-- Exercise brief --
Copy the lines below as they are; omit the images they contain.

.....

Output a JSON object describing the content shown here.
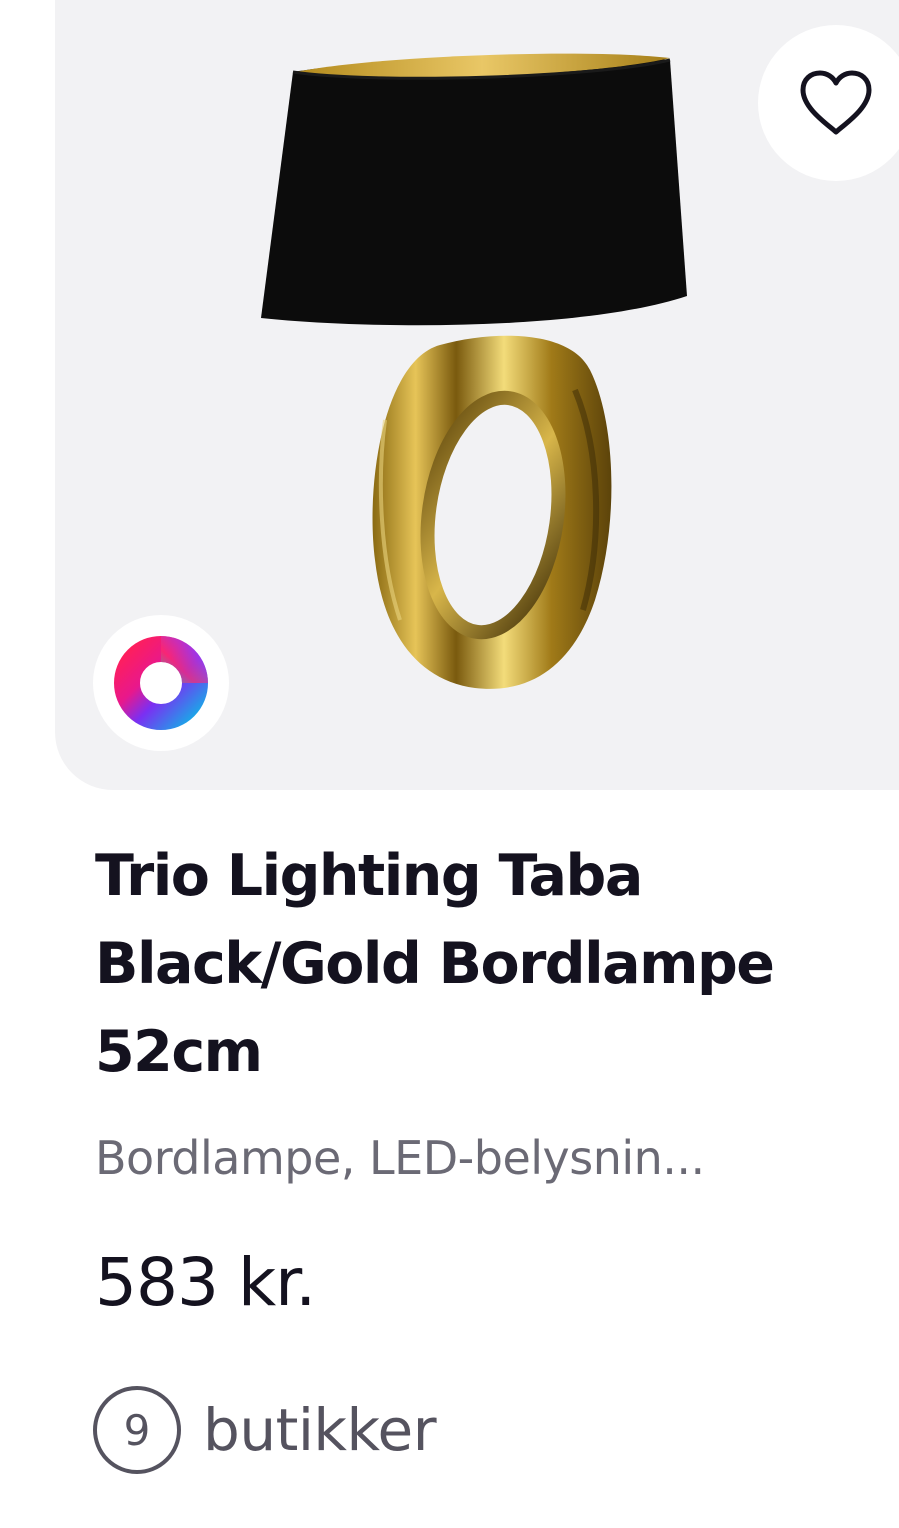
{
  "product": {
    "title": "Trio Lighting Taba Black/Gold Bordlampe 52cm",
    "subtitle": "Bordlampe, LED-belysnin...",
    "price": "583 kr.",
    "stores_count": "9",
    "stores_label": "butikker"
  },
  "icons": {
    "favorite": "heart-outline-icon",
    "brand": "ring-logo-icon"
  },
  "colors": {
    "card_background": "#f2f2f4",
    "text_primary": "#14121f",
    "text_secondary": "#6b6a75",
    "lamp_shade": "#0c0c0c",
    "lamp_gold": "#c9a227"
  }
}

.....

-- Completed task --
Output a JSON object describing the content shown here.
{
  "product": {
    "title": "Trio Lighting Taba Black/Gold Bordlampe 52cm",
    "subtitle": "Bordlampe, LED-belysnin...",
    "price": "583 kr.",
    "stores_count": "9",
    "stores_label": "butikker"
  },
  "icons": {
    "favorite": "heart-outline-icon",
    "brand": "ring-logo-icon"
  },
  "colors": {
    "card_background": "#f2f2f4",
    "text_primary": "#14121f",
    "text_secondary": "#6b6a75",
    "lamp_shade": "#0c0c0c",
    "lamp_gold": "#c9a227"
  }
}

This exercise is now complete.